For the top four seeds, the MWC Tournament is of great importance, with Colorado State the team with the most on the line. The Rams sit firmly on the bubble for an NCAA at-large invitation, and while winning the whole thing and the automatic bid that goes along with it would be their best bet, prevailing wisdom indicates that if they can take care of New Mexico in the quarterfinals and then upset BYU in the semifinals, Tim Miles’ club will have gone a long way towards punching its ticket. Meanwhile, for the top-seeded Cougars, they’ve still got some things to prove. In the wake of last week’s dismissal of its best interior player, Brandon Davies, for a BYU honor code violation, the Cougars hopes of possibly earning a #1 seed in the NCAA Tournament have disappeared. However, where they will wind up seeded remains a real question – a good showing in the MWC Tournament and a run to the championship could still earn them a #2 seed, while an early exit could confirm the doubts of the NCAA Selection Committee and relegate them to a #3 or even a #4 seed. For San Diego State, they’ve still got plenty to prove as well. Their best wins on the season are over Gonzaga, St. Mary’s and a season-sweep of UNLV – good wins, but certainly not great. However, if SDSU can add another win over UNLV and get the BYU monkey off of its back, it could prove its credentials as a possible #2 seed. And then there’s UNLV, a team that has had a roller coaster ride of an offseason. If they can defend their homecourt in the conference tournament and come away with an MWC title, they could wind up as high as a #6 seed (assuming they knock off SDSU and BYU along the way), while an earlier exit could relegate them to a #9 or so. For seeds five through nine in the MWC Tournament, the stakes are clear: win the title or consider your options for the “other” postseason tournaments. New Mexico has a good shot at an NIT bid, should they fail to win three games in Las Vegas, while the rest of the bottom five seeds will determine whether to call it quits or consider possible invitations from the CBI or CIT.
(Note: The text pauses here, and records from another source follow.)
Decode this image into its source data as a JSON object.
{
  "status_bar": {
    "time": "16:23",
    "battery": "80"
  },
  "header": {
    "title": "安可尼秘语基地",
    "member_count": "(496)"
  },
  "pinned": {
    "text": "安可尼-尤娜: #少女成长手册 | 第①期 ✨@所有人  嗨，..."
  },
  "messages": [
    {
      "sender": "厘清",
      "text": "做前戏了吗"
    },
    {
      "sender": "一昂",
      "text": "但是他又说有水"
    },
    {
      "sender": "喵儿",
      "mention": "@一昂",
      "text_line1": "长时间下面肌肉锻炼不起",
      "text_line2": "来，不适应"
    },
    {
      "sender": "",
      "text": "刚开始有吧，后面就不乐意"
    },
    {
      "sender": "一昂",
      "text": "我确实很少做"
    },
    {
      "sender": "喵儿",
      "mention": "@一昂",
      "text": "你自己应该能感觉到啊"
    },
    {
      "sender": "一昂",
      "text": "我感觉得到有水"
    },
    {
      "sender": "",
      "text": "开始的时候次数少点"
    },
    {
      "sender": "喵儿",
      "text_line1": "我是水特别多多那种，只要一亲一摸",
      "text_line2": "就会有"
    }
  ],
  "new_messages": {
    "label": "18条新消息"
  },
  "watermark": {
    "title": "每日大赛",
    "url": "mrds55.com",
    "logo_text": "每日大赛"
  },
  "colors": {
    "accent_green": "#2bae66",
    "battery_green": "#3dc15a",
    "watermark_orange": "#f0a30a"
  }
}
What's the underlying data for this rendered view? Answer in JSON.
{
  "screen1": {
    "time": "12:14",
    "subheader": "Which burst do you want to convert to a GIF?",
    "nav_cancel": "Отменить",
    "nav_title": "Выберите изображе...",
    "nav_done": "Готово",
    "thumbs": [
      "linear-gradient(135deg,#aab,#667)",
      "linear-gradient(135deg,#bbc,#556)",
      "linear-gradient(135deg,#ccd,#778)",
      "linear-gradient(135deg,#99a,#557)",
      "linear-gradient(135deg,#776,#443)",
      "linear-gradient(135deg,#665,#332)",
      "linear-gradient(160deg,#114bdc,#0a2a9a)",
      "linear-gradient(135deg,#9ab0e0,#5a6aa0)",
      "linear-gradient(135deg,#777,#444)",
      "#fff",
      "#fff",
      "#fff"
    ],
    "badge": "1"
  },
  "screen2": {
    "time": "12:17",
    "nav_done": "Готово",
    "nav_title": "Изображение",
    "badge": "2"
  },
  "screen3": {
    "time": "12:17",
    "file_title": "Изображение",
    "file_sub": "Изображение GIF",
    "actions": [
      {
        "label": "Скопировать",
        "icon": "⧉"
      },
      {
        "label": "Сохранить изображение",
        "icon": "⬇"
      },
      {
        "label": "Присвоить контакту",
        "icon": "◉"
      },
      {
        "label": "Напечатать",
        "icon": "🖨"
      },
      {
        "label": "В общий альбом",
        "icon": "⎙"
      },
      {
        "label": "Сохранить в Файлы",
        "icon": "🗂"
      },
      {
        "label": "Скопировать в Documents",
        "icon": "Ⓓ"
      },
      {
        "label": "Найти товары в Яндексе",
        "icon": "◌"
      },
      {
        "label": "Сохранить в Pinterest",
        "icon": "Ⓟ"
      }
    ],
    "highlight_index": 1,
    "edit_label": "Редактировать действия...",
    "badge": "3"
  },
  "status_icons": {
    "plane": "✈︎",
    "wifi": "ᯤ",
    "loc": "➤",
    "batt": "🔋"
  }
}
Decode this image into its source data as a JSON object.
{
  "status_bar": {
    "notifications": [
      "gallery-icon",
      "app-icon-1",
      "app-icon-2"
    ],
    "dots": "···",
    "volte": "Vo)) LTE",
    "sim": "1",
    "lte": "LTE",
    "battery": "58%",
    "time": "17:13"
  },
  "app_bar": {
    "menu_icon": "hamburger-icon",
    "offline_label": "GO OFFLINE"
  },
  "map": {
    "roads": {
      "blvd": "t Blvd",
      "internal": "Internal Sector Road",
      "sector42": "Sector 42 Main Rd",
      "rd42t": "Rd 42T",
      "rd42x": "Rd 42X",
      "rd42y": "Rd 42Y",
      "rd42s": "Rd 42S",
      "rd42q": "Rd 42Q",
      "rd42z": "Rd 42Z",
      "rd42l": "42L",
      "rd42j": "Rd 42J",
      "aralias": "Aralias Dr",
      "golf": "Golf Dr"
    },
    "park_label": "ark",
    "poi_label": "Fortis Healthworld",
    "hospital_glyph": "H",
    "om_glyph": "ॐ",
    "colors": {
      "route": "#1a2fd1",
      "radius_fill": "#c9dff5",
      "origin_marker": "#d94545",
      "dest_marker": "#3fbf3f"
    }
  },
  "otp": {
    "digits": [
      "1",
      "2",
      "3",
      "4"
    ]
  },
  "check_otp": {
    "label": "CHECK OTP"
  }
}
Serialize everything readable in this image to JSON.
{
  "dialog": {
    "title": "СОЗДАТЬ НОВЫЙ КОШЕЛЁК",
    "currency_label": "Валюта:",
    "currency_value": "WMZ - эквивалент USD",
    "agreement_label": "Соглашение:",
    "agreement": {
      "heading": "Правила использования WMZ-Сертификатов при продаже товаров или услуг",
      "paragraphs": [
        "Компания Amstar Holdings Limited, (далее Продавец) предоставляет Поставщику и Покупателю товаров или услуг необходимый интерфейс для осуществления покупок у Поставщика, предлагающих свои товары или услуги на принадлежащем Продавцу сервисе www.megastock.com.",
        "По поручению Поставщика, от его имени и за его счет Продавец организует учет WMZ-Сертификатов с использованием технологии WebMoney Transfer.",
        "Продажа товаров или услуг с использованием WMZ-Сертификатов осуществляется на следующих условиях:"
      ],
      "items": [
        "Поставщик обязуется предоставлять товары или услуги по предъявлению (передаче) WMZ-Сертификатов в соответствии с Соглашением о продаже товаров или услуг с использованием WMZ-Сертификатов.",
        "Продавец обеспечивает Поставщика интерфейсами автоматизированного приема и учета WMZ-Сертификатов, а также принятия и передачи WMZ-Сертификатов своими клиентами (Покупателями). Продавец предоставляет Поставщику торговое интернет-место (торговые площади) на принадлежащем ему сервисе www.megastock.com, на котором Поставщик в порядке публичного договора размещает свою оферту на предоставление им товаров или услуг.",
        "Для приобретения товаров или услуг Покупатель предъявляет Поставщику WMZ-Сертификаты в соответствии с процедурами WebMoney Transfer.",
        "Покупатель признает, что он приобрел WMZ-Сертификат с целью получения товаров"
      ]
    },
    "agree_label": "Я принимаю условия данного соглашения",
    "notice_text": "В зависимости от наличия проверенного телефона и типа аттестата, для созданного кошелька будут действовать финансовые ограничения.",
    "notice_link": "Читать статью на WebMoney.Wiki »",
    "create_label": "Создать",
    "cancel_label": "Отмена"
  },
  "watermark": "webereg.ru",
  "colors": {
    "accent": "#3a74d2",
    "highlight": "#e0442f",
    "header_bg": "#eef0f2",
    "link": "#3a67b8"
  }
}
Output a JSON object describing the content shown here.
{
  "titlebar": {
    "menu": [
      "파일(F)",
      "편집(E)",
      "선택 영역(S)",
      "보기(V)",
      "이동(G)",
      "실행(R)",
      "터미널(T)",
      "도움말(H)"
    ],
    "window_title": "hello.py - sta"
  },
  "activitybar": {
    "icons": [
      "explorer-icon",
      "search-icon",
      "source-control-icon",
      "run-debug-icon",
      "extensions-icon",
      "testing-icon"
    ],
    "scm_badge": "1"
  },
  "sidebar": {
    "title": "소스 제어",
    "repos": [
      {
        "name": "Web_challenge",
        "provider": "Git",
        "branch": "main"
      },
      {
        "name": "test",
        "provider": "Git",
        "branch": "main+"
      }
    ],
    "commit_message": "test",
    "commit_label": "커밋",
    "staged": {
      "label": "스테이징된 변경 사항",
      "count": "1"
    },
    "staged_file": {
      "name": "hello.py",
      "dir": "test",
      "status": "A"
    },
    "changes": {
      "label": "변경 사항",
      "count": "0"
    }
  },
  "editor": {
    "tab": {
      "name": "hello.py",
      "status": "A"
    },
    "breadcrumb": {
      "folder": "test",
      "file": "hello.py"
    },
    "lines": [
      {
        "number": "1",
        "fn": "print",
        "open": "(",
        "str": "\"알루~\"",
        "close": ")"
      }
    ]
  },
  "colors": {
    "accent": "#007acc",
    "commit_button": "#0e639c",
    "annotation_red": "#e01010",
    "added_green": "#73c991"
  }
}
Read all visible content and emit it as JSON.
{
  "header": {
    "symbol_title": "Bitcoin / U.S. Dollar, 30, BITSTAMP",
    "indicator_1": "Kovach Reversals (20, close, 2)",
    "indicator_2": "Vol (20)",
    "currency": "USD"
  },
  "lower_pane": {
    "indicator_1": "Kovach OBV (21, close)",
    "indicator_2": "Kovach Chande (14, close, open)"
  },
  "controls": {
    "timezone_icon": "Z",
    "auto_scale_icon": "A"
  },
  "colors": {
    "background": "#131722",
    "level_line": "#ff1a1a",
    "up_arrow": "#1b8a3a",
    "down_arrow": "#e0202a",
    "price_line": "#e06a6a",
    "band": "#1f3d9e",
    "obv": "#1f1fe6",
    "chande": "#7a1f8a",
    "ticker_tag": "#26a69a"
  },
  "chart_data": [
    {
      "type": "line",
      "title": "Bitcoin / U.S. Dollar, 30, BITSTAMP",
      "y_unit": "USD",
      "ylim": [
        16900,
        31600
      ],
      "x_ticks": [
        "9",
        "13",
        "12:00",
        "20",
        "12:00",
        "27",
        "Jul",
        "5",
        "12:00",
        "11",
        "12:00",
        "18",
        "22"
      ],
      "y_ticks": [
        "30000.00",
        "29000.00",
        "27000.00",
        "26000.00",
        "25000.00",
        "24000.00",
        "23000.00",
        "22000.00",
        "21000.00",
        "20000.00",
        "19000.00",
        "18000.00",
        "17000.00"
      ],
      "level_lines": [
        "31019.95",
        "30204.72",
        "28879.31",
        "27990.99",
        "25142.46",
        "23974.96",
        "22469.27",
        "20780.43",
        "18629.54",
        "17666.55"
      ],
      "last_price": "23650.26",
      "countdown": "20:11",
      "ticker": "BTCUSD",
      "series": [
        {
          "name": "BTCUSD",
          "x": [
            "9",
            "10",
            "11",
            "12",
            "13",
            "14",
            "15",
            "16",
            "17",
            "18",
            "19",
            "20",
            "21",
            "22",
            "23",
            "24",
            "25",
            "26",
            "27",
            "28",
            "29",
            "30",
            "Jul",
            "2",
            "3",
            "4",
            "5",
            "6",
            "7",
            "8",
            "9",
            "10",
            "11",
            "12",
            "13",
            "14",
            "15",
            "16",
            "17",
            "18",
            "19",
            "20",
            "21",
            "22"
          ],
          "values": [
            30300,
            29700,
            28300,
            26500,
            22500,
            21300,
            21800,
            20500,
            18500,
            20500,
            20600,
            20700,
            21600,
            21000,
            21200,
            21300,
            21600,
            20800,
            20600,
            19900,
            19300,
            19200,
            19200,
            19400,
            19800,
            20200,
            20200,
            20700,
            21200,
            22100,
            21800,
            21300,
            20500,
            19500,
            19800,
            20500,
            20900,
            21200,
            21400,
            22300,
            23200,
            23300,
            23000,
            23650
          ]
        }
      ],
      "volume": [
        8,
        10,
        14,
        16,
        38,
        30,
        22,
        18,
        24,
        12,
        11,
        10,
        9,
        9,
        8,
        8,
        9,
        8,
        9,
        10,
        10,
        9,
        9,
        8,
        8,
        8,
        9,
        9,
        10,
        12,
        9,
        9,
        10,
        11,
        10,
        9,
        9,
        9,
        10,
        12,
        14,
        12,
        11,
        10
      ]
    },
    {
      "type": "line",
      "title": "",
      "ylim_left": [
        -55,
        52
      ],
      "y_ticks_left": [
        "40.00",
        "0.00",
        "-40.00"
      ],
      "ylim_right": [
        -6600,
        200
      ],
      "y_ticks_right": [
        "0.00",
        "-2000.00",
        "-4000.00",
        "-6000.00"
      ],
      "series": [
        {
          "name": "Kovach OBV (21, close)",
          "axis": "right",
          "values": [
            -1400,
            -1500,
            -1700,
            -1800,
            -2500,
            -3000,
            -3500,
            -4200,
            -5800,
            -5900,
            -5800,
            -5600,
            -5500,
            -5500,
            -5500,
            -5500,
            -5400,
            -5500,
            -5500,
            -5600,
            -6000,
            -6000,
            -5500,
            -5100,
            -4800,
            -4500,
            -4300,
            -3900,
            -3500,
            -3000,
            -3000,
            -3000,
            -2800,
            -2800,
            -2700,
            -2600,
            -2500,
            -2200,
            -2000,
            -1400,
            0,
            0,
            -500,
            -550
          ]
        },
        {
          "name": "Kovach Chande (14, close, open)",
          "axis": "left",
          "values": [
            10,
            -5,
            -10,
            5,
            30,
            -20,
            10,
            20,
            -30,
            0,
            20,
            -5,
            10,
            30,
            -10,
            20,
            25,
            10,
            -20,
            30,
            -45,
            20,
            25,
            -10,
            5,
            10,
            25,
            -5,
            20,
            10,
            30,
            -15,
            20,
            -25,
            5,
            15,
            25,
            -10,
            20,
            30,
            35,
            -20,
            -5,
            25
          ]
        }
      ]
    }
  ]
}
Read the rest of this entry »

Share this story

Conference USA Wrap & Tourney Preview

Posted by Brian Goodman on March 9th, 2011

Stephen Coulter is the RTC correspondent for Conference USA. With the C-USA tournament set to tip on Wednesday, RTC has you covered on the regular season wrapup and postseason preview.

Postseason Preview

  • Who’s Hot: UAB – The Blazers are red hot heading into the postseason and they match up favorably against all the teams in their part of the bracket. If they play Memphis in the semi-finals, which they may not considering Southern Miss is the No. 5, UAB has an advantage in the backcourt with Aaron Johnson. The point guard has proven to be the top passer in the conference, and that has to make any team comfortable heading into the postseason.
  • Memphis Skids Into No. 4 Seed – The Tigers can’t be a team anyone wants to play due to their previous success and overall young talent, however the team enters the postseason as one of the colder teams and despite a first-round bye will be challenged in every contest.
  • Tulsa Nabs No. 2 Seed. Tulsa doesn’t have big bodies, which could prove to be a problem when they host either SMU or Rice at 8 p.m. on Thursday night. The Golden Hurricane is playing its best basketball of the season, but that could abruptly end.


First Round:

  • UCF 82, ECU 72
  • Southern Miss. 73, Tulane 51
  • Marshall 88, Houston 69
  • Rice 77, SMU 73 (OT)

Second Round:

  • UAB 83, UCF 77
  • Memphis 75, Southern Miss. 71
  • UTEP 90, Marshall 81
  • Tulsa 73, Rice 62


  • UAB 76, Memphis 71
  • UTEP 73, Tulsa 62


  • UTEP 75, UAB 69

NCAA Tournament Outlook:

Although many have UTEP out of the Dance right now, a C-USA championship game run would give them 25 wins, including victories over Michigan and Memphis. Their losses hurt, but they should be credited for playing BYU, even if not well. They lost in triple OT to conference-winner UAB and came within one at Tulsa, the No. 2 team in conference (1-1 on the season).

Read the rest of this entry »

Share this story